May 31, 2006 -- To anyone who spent time watching hurricane forecasts last summer, Max Mayfield may seem like a hero. The director of the National Hurricane Center predicted many of the season's worst storms.
But a day before the start of the 2006 hurricane season, environmental groups called for Mayfield and other officials at the National Oceanic and Atmospheric Administration, or NOAA, to resign.
"NOAA is actively covering up the strong and growing scientific link between more powerful hurricanes and global warming," said Mike Tidwell, who represents a group called the U.S. Climate Emergency Council.
The groups demanded that Mayfield and NOAA administrator Conrad Lautenbacher step down.
"They must resign immediately," said Tidwell, in front of about 30 protesters who'd gathered for a morning rally outside NOAA headquarters in Silver Spring, Md.
NOAA officials declined to be interviewed today but released a statement saying the agency had not taken a specific position on the relationship between global warming and hurricane behavior.
"We recognize there is an ongoing scientific debate and will continue to support research that might identify detectable influences of global warming in hurricane frequency and/or intensity," the statement said.
One NOAA official, speaking on background, said today that not all of the agency's scientists agree a global warming-hurricane link exists. Mayfield put the blame on natural climate cycles when he testified before Congress in September 2005.
"The increased activity since 1995 is due to natural fluctuations and cycles of hurricane activity," he said at the time.
But a growing body of peer reviewed scientific evidence -- including a study released today by researchers at Pennsylvania State University and MIT -- downplays the role of natural cycles and blames global warming -- brought on by human activities -- as a factor heating the Atlantic Ocean, which in turn fuels more intense hurricanes that may affect the United States.
"There have been some views put forward that what we are seeing in the Atlantic is due to a natural variability," said Greg Holland, a climatologist at the National Center for Hurricane Research. "The problem is that what we're seeing in the Atlantic is mirrored all the way around the world.

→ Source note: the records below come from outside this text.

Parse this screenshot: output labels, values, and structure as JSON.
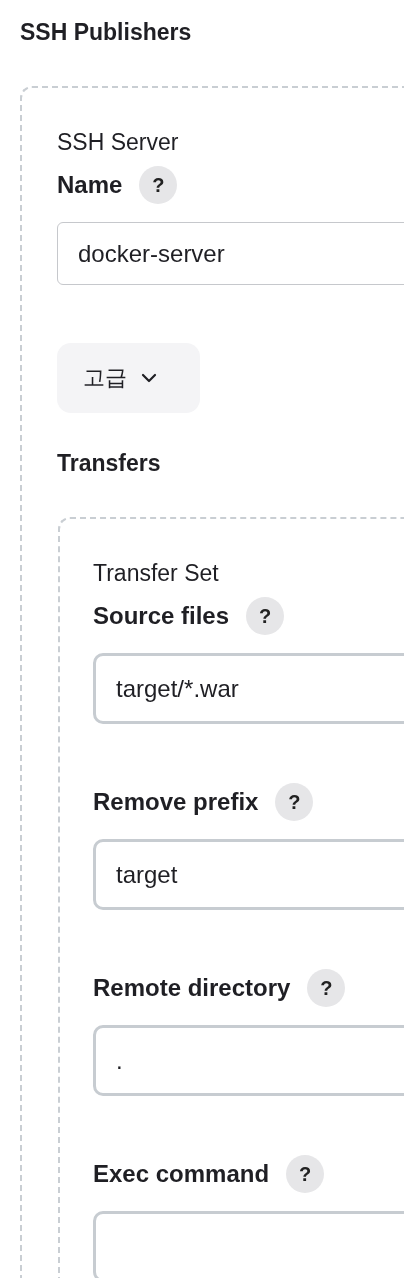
{
  "title": "SSH Publishers",
  "server": {
    "heading": "SSH Server",
    "fields": [
      {
        "label": "Name",
        "help": "?",
        "value": "docker-server"
      }
    ],
    "advanced_button": "고급",
    "transfers_title": "Transfers",
    "transfer_set": {
      "heading": "Transfer Set",
      "fields": [
        {
          "label": "Source files",
          "help": "?",
          "value": "target/*.war"
        },
        {
          "label": "Remove prefix",
          "help": "?",
          "value": "target"
        },
        {
          "label": "Remote directory",
          "help": "?",
          "value": "."
        },
        {
          "label": "Exec command",
          "help": "?"
        }
      ]
    }
  }
}
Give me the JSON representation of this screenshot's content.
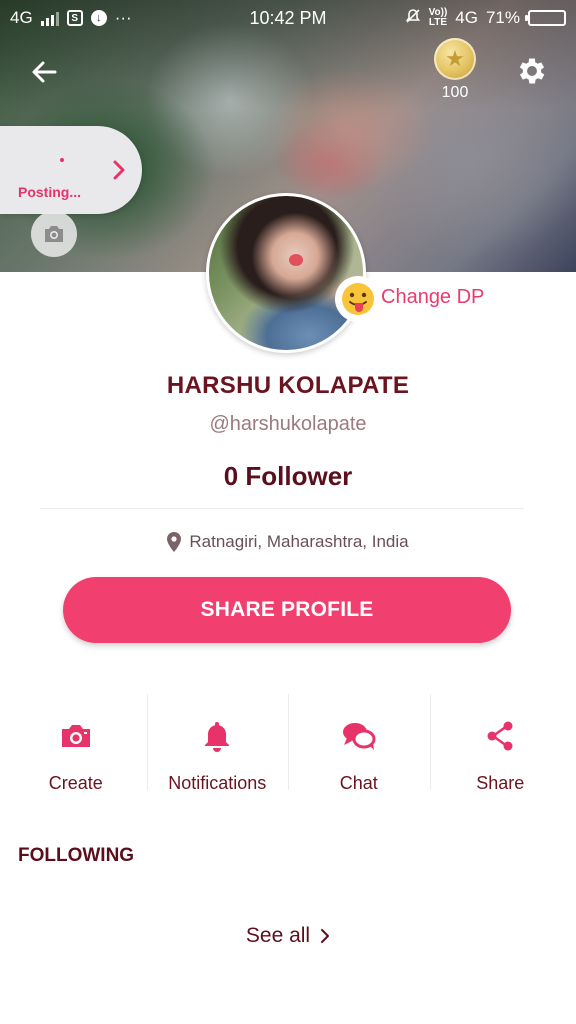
{
  "status_bar": {
    "network": "4G",
    "time": "10:42 PM",
    "volte_line1": "Vo))",
    "volte_line2": "LTE",
    "network2": "4G",
    "battery": "71%",
    "battery_level": 0.71,
    "more": "···"
  },
  "header": {
    "coins": "100",
    "posting_label": "Posting..."
  },
  "profile": {
    "change_dp_label": "Change DP",
    "change_dp_emoji": "😛",
    "name": "HARSHU KOLAPATE",
    "handle": "@harshukolapate",
    "followers": "0 Follower",
    "location": "Ratnagiri, Maharashtra, India",
    "share_button": "SHARE PROFILE"
  },
  "actions": [
    {
      "label": "Create",
      "icon": "camera-icon"
    },
    {
      "label": "Notifications",
      "icon": "bell-icon"
    },
    {
      "label": "Chat",
      "icon": "chat-icon"
    },
    {
      "label": "Share",
      "icon": "share-icon"
    }
  ],
  "following": {
    "title": "FOLLOWING",
    "see_all": "See all"
  },
  "colors": {
    "accent": "#f1406f",
    "dark_text": "#5b0f1c",
    "icon_pink": "#e8336a"
  }
}
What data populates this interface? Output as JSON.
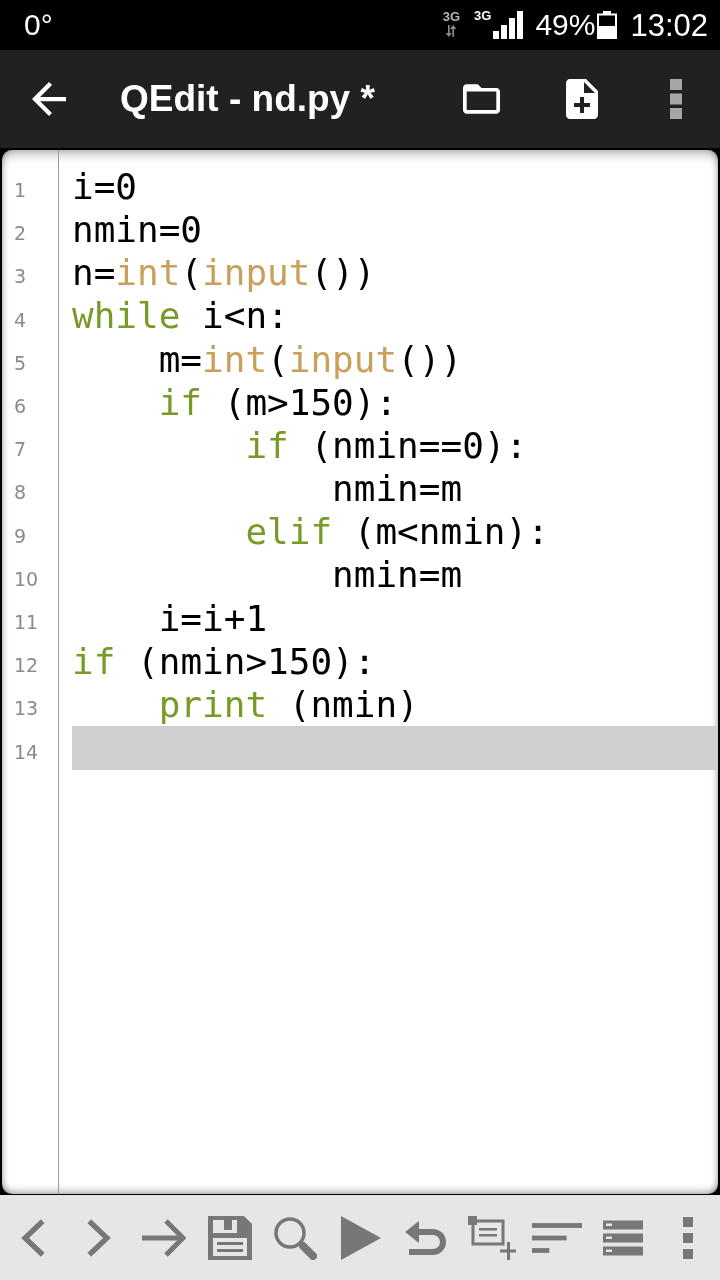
{
  "status_bar": {
    "temperature": "0°",
    "networks": [
      {
        "kind": "data",
        "label": "3G"
      },
      {
        "kind": "voice",
        "label": "3G"
      }
    ],
    "battery_percent": "49%",
    "time": "13:02"
  },
  "app_bar": {
    "title": "QEdit - nd.py *"
  },
  "editor": {
    "lines": [
      {
        "number": "1",
        "selected": false,
        "tokens": [
          {
            "kind": "plain",
            "text": "i=0"
          }
        ]
      },
      {
        "number": "2",
        "selected": false,
        "tokens": [
          {
            "kind": "plain",
            "text": "nmin=0"
          }
        ]
      },
      {
        "number": "3",
        "selected": false,
        "tokens": [
          {
            "kind": "plain",
            "text": "n="
          },
          {
            "kind": "builtin",
            "text": "int"
          },
          {
            "kind": "plain",
            "text": "("
          },
          {
            "kind": "builtin",
            "text": "input"
          },
          {
            "kind": "plain",
            "text": "())"
          }
        ]
      },
      {
        "number": "4",
        "selected": false,
        "tokens": [
          {
            "kind": "keyword",
            "text": "while"
          },
          {
            "kind": "plain",
            "text": " i<n:"
          }
        ],
        "children": [
          {
            "number": "5",
            "selected": false,
            "tokens": [
              {
                "kind": "plain",
                "text": "m="
              },
              {
                "kind": "builtin",
                "text": "int"
              },
              {
                "kind": "plain",
                "text": "("
              },
              {
                "kind": "builtin",
                "text": "input"
              },
              {
                "kind": "plain",
                "text": "())"
              }
            ]
          },
          {
            "number": "6",
            "selected": false,
            "tokens": [
              {
                "kind": "keyword",
                "text": "if"
              },
              {
                "kind": "plain",
                "text": " (m>150):"
              }
            ],
            "children": [
              {
                "number": "7",
                "selected": false,
                "tokens": [
                  {
                    "kind": "keyword",
                    "text": "if"
                  },
                  {
                    "kind": "plain",
                    "text": " (nmin==0):"
                  }
                ],
                "children": [
                  {
                    "number": "8",
                    "selected": false,
                    "tokens": [
                      {
                        "kind": "plain",
                        "text": "nmin=m"
                      }
                    ]
                  }
                ]
              },
              {
                "number": "9",
                "selected": false,
                "tokens": [
                  {
                    "kind": "keyword",
                    "text": "elif"
                  },
                  {
                    "kind": "plain",
                    "text": " (m<nmin):"
                  }
                ],
                "children": [
                  {
                    "number": "10",
                    "selected": false,
                    "tokens": [
                      {
                        "kind": "plain",
                        "text": "nmin=m"
                      }
                    ]
                  }
                ]
              }
            ]
          },
          {
            "number": "11",
            "selected": false,
            "tokens": [
              {
                "kind": "plain",
                "text": "i=i+1"
              }
            ]
          }
        ]
      },
      {
        "number": "12",
        "selected": false,
        "tokens": [
          {
            "kind": "keyword",
            "text": "if"
          },
          {
            "kind": "plain",
            "text": " (nmin>150):"
          }
        ],
        "children": [
          {
            "number": "13",
            "selected": false,
            "tokens": [
              {
                "kind": "keyword",
                "text": "print"
              },
              {
                "kind": "plain",
                "text": " (nmin)"
              }
            ]
          }
        ]
      },
      {
        "number": "14",
        "selected": true
      }
    ]
  }
}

We're actually looking at an entire world that is heating up, not just the Atlantic Ocean, which is why we are absolutely convinced that there is a very large greenhouse warming signal in what we're seeing."
Recent studies have shown that while the overall number of hurricanes has not increased significantly, their intensity has increased. Holland said the frequency of the strongest Category 4 and 5 hurricanes has almost doubled around the world since 1970.
Climate scientists say the increase is a result of warmer water temperatures that put more water vapor into the atmosphere, which acts as fuel.
"A hurricane reaches out and grabs the available water vapor, sucks it into the storm, and then dumps it down and concentrates it," says Kevin Trenberth, a climatologist at the National Center for Hurricane Research. "So when it rains, it pours now much more than it did 30 years ago."
Scientists like Trenberth try to quantify just how much impact global warming has on storms.
"We think that probably the best number we can put on it about now is something like 8 percent," he said. "So in New Orleans [during Katrina], where they had 12 inches of rain, about 1 inch of that was probably due to global warming and the other 11 would have happened maybe anyway."
But following the 2005 season, NOAA released a statement discounting any link between global warming and worsening hurricanes. It set off a furor among some NOAA scientists, who charged the agency prevented them from speaking freely about climate change issues.
NOAA backed away from that statement in February, and NOAA administrator Lautenbacher sent an e-mail to agency staff.
"I am a strong believer in open, peer reviewed science as well as in the right and duty of scientists to seek the truth and to provide the best scientific advice possible," the e-mail read. Lautenbacher encouraged scientists "to speak freely and openly" with journalists.
As for Mayfield, he suggested in a recent interview that he'd be willing to see more evidence that hurricanes are getting worse because of global warming.
"I'm willing to be convinced either way here," Mayfield told ABC's Ned Potter. "I'm always looking forward to looking at new data. If I get convinced, so be it. But I'm not convinced yet."